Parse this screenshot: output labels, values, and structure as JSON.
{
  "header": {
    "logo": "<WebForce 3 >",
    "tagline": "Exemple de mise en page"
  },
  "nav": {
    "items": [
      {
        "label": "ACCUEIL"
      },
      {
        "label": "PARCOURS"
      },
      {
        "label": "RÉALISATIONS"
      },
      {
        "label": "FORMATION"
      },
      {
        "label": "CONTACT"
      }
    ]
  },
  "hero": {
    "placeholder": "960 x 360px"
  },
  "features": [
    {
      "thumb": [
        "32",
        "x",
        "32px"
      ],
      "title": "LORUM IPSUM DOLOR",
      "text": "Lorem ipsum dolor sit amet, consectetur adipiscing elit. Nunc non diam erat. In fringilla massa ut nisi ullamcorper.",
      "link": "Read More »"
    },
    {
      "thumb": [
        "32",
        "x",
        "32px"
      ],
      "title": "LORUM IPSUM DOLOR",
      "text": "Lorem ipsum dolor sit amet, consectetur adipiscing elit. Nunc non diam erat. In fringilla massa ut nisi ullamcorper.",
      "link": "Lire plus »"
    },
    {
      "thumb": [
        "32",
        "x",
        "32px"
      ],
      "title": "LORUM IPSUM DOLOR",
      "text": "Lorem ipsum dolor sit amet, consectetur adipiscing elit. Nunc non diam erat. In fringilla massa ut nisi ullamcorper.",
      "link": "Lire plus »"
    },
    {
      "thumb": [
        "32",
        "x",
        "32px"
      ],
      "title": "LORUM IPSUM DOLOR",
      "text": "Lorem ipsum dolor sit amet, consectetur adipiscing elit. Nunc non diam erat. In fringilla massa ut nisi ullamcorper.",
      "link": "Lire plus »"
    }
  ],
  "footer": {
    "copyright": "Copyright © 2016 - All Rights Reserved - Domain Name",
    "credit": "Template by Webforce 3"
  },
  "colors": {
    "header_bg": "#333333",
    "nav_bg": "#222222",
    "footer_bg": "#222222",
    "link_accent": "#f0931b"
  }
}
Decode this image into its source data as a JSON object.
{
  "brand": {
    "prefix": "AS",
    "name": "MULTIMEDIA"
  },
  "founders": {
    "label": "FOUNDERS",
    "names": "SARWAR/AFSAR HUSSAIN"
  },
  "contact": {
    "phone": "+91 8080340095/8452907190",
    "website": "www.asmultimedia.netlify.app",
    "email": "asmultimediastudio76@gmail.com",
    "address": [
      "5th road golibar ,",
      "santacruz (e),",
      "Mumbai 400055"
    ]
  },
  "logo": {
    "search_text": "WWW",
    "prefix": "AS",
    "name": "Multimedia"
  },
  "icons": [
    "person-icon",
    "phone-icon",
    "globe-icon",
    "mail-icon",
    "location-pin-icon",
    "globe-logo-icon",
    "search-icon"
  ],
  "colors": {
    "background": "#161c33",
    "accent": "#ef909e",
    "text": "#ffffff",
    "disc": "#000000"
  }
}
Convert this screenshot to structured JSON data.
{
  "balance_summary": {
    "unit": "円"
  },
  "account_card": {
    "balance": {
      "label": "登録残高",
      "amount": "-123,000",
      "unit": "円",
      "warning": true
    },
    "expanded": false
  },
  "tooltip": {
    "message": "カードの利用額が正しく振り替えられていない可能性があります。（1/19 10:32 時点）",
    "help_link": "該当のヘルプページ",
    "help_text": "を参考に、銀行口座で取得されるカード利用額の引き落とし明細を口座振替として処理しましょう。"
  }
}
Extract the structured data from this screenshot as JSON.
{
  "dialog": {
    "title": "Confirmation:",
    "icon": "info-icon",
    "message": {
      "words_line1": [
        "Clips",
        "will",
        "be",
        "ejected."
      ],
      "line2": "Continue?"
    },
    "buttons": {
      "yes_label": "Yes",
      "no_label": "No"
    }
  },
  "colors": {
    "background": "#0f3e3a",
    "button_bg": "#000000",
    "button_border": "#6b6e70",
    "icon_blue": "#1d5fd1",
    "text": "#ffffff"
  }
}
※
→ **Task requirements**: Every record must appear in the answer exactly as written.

→ **Task solution**:
Parse this screenshot: output labels, values, and structure as JSON.
{
  "header": {
    "logo": "<WebForce 3 >",
    "tagline": "Exemple de mise en page"
  },
  "nav": {
    "items": [
      {
        "label": "ACCUEIL"
      },
      {
        "label": "PARCOURS"
      },
      {
        "label": "RÉALISATIONS"
      },
      {
        "label": "FORMATION"
      },
      {
        "label": "CONTACT"
      }
    ]
  },
  "hero": {
    "placeholder": "960 x 360px"
  },
  "features": [
    {
      "thumb": [
        "32",
        "x",
        "32px"
      ],
      "title": "LORUM IPSUM DOLOR",
      "text": "Lorem ipsum dolor sit amet, consectetur adipiscing elit. Nunc non diam erat. In fringilla massa ut nisi ullamcorper.",
      "link": "Read More »"
    },
    {
      "thumb": [
        "32",
        "x",
        "32px"
      ],
      "title": "LORUM IPSUM DOLOR",
      "text": "Lorem ipsum dolor sit amet, consectetur adipiscing elit. Nunc non diam erat. In fringilla massa ut nisi ullamcorper.",
      "link": "Lire plus »"
    },
    {
      "thumb": [
        "32",
        "x",
        "32px"
      ],
      "title": "LORUM IPSUM DOLOR",
      "text": "Lorem ipsum dolor sit amet, consectetur adipiscing elit. Nunc non diam erat. In fringilla massa ut nisi ullamcorper.",
      "link": "Lire plus »"
    },
    {
      "thumb": [
        "32",
        "x",
        "32px"
      ],
      "title": "LORUM IPSUM DOLOR",
      "text": "Lorem ipsum dolor sit amet, consectetur adipiscing elit. Nunc non diam erat. In fringilla massa ut nisi ullamcorper.",
      "link": "Lire plus »"
    }
  ],
  "footer": {
    "copyright": "Copyright © 2016 - All Rights Reserved - Domain Name",
    "credit": "Template by Webforce 3"
  },
  "colors": {
    "header_bg": "#333333",
    "nav_bg": "#222222",
    "footer_bg": "#222222",
    "link_accent": "#f0931b"
  }
}
Decode this image into its source data as a JSON object.
{
  "brand": {
    "prefix": "AS",
    "name": "MULTIMEDIA"
  },
  "founders": {
    "label": "FOUNDERS",
    "names": "SARWAR/AFSAR HUSSAIN"
  },
  "contact": {
    "phone": "+91 8080340095/8452907190",
    "website": "www.asmultimedia.netlify.app",
    "email": "asmultimediastudio76@gmail.com",
    "address": [
      "5th road golibar ,",
      "santacruz (e),",
      "Mumbai 400055"
    ]
  },
  "logo": {
    "search_text": "WWW",
    "prefix": "AS",
    "name": "Multimedia"
  },
  "icons": [
    "person-icon",
    "phone-icon",
    "globe-icon",
    "mail-icon",
    "location-pin-icon",
    "globe-logo-icon",
    "search-icon"
  ],
  "colors": {
    "background": "#161c33",
    "accent": "#ef909e",
    "text": "#ffffff",
    "disc": "#000000"
  }
}
Convert this screenshot to structured JSON data.
{
  "balance_summary": {
    "unit": "円"
  },
  "account_card": {
    "balance": {
      "label": "登録残高",
      "amount": "-123,000",
      "unit": "円",
      "warning": true
    },
    "expanded": false
  },
  "tooltip": {
    "message": "カードの利用額が正しく振り替えられていない可能性があります。（1/19 10:32 時点）",
    "help_link": "該当のヘルプページ",
    "help_text": "を参考に、銀行口座で取得されるカード利用額の引き落とし明細を口座振替として処理しましょう。"
  }
}
Extract the structured data from this screenshot as JSON.
{
  "dialog": {
    "title": "Confirmation:",
    "icon": "info-icon",
    "message": {
      "words_line1": [
        "Clips",
        "will",
        "be",
        "ejected."
      ],
      "line2": "Continue?"
    },
    "buttons": {
      "yes_label": "Yes",
      "no_label": "No"
    }
  },
  "colors": {
    "background": "#0f3e3a",
    "button_bg": "#000000",
    "button_border": "#6b6e70",
    "icon_blue": "#1d5fd1",
    "text": "#ffffff"
  }
}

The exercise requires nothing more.